External mechanical-chemical stimuli, received through integrin-dependent mechanisms transmitted to the cell, create a cascade of events that determine the fate and purpose of the cell. Analysing the cell cycle, it was observed that the population in G0/G1 phase decreased only in the case of HepG2 cells. Furthermore, mcm2 and pcna gene analysis confirmed a decrease in cell population in G1 and S phases, respectively. Our research and Wang et al. showed that overexpression of the α5 subunit inhibits the proliferation and invasiveness of cancer cells . The reason for this phenomenon could be the mechanism we observed via integrins and adhesion components passed on to the cell. The results obtained indicate activating Mek/Erk, PI3K/Akt, and the small GTPase Rac pathways which are involved in the synthesis of cyclins (D1 and E) and the transition of cells from the G1 phase to the S phase by integrin signalling and physical interaction of integrins with growth factors and growth factor receptors (EGFR and VEGFR). Therefore, proper cell adhesion overcame the first proliferation checkpoint . In most human cancers, the G0/G1 checkpoint does not completely stop the cell cycle as opposed to G2/M . In the present work, the use of two factors (nfGO + CELE) increased the population of HepG2 and C3A cells in the G2/M phase, thus preventing cells with damaged DNA from entering the M phase and allowing damage repair . Ultimately, the total population of HepG2 cells in the active phase of the cell cycle was increased, in particular in G2/M phase, which confirms the increase in the ki67 gene expression. Moreover, many extract proteins (including nitrilase 2 (NIT2), DNA-binding protein 43 (TARDBP) and dynein light chain) adsorbed on nfGO or available in the medium may have been involved in arresting the cell cycle in the G2/M phase [65, 70, 71]. Our results and Jabaily et al. confirm that liver extract was a universal source of missing proteins, and in the future, it may modulate the proliferation of various cell lines including bone marrow and muscle cells . The final and fundamental evidence of the loss of HepG2 cell invasiveness is a reduction of proliferation in the BrdU test of more than 40% compared to the control, which was not observed in non-cancerous cells.

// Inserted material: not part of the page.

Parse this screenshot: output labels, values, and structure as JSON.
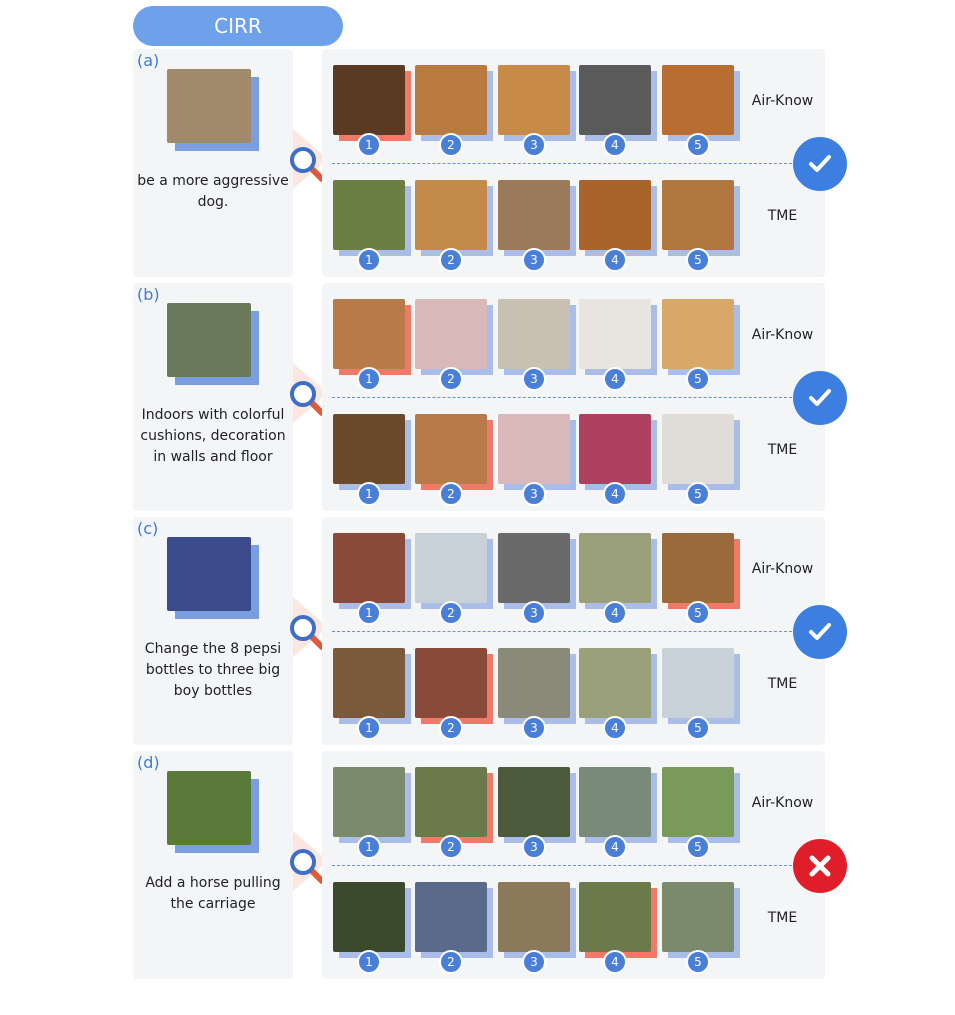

All of these data indicate that graphene oxide and a cocktail of proteins that formed the dynamically changing proteome of the cell environment, migrating in the culture medium to the GO plane and the cell and therefore available multilevel (as a source of ligands and other proteins and as a modulator of the chemical characteristics of the GO surface), may have therapeutic effects on HepG2 liver cancer. ECM-therapy may have the effect of supporting traditional treatment, especially since degraded ECM characteristic for tumours becomes a pro-tumour factor and in any case hinders treatment.